#### [Problem to solve]
Your task is to copy every line of the entries that holds the word "description".

#### [Raw data]
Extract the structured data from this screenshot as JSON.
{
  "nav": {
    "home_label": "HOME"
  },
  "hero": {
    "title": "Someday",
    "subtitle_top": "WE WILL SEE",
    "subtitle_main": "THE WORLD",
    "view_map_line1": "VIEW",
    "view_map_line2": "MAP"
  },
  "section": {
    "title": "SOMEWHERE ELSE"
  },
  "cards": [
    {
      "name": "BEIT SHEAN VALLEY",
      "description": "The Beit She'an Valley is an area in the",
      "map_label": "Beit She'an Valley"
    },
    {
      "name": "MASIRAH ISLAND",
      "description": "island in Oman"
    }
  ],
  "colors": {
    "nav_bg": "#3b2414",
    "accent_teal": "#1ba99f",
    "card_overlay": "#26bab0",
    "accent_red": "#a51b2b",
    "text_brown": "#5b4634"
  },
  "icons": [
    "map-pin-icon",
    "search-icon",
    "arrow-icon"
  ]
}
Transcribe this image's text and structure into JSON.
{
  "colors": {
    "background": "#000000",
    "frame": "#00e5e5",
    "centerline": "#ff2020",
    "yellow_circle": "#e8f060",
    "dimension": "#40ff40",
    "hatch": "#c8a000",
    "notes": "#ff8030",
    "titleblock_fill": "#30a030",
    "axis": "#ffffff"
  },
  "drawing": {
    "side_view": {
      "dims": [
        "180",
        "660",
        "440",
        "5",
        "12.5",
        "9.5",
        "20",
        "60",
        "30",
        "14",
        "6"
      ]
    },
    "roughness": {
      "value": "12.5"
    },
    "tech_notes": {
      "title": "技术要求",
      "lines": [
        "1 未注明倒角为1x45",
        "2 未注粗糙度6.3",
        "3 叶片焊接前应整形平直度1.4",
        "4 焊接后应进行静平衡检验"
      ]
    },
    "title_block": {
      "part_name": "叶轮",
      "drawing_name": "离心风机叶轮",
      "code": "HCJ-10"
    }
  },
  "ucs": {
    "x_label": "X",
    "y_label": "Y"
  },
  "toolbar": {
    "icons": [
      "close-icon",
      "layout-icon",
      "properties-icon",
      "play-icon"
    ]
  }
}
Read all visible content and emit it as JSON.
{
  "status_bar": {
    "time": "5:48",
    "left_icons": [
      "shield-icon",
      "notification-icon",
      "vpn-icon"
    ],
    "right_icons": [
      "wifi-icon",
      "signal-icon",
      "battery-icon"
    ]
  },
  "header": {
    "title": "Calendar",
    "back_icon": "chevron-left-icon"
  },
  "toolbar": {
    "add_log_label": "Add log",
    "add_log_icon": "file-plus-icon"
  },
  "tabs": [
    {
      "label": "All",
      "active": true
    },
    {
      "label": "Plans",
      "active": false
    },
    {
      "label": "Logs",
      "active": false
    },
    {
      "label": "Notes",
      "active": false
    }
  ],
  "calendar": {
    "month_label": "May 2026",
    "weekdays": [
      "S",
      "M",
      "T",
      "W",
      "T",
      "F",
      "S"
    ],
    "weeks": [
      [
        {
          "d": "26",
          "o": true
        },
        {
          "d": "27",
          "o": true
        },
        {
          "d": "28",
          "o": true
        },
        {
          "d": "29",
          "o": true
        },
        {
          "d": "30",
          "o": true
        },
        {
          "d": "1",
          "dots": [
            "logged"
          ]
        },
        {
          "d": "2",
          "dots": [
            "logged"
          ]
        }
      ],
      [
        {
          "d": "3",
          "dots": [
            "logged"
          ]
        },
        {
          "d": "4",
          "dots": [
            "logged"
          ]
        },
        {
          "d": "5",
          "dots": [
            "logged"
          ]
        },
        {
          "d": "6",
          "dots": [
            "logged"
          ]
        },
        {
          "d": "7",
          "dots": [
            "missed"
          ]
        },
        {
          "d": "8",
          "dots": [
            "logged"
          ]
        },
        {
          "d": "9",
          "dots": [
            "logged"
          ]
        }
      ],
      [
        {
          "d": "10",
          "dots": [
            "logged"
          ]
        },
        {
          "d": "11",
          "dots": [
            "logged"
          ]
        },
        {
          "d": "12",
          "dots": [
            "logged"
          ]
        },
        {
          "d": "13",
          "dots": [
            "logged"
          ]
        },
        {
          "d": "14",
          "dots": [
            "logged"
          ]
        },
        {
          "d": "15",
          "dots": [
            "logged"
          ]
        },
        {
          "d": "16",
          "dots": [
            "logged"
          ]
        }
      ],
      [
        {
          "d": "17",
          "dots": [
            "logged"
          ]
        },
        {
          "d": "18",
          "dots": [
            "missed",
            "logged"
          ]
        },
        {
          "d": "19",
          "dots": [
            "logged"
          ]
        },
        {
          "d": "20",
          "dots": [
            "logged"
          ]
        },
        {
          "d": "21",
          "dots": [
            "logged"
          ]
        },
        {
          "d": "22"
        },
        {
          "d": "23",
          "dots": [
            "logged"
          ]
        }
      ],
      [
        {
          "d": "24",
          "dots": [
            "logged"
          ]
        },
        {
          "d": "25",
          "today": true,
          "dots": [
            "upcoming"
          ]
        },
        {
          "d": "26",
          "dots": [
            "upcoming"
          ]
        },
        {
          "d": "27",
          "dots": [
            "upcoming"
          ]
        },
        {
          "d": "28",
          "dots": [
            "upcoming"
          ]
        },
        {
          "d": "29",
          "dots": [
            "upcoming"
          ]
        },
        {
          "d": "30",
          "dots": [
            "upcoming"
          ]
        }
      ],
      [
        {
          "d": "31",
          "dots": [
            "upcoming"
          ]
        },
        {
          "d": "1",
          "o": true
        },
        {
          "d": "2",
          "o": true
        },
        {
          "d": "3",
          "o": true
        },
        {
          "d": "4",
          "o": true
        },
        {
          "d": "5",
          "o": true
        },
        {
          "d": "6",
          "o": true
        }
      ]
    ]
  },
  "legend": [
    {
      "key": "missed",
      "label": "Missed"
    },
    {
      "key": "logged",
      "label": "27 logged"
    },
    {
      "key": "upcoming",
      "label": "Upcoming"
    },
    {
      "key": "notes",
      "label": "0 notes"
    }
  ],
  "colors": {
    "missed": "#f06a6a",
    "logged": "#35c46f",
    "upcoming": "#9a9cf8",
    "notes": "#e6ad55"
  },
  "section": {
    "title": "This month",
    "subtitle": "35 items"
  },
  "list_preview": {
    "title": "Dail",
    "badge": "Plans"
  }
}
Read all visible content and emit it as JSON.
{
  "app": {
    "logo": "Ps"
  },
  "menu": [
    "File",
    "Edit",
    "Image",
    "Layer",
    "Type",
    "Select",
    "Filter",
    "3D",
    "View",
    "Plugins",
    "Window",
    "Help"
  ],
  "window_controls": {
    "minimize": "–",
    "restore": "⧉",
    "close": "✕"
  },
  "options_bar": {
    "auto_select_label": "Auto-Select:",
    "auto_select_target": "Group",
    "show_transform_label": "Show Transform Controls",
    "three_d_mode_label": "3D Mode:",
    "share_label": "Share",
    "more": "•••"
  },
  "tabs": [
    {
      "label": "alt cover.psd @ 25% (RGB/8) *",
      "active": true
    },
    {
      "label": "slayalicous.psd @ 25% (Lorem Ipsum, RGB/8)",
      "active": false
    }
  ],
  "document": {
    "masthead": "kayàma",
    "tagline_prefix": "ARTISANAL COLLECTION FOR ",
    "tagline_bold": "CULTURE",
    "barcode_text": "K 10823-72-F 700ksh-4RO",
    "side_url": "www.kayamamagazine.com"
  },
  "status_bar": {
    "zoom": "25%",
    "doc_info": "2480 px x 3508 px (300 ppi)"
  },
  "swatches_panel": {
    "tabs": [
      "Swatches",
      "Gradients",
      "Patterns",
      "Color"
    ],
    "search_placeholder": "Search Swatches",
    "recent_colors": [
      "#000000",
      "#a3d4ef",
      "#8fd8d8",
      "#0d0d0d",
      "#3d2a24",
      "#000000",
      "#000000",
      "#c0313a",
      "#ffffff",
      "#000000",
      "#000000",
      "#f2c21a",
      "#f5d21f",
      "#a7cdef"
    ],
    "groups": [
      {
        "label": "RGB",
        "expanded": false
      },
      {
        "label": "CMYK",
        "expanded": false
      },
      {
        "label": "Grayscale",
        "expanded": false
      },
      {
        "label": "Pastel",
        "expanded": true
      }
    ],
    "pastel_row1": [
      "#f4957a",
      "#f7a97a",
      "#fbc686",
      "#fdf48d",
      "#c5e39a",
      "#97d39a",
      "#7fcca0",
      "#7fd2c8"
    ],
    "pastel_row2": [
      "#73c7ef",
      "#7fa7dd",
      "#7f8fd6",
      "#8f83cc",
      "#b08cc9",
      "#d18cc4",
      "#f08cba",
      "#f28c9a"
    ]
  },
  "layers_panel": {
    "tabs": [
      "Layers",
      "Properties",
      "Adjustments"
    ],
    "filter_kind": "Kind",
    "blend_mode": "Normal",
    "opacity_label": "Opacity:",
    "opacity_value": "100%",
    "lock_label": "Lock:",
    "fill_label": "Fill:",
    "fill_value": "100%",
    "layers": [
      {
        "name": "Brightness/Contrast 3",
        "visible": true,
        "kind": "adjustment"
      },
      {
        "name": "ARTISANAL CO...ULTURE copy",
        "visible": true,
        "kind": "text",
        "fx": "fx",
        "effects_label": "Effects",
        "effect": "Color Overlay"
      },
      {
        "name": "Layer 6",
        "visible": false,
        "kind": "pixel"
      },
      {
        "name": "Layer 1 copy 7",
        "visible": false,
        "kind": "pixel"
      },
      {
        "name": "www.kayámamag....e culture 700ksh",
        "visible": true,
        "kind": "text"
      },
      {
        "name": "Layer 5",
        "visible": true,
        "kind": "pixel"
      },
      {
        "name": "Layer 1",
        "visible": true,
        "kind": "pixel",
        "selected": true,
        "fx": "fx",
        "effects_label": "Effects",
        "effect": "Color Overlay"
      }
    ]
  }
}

#### [Answer to the problem]
      "description": "The Beit She'an Valley is an area in the",
      "description": "island in Oman"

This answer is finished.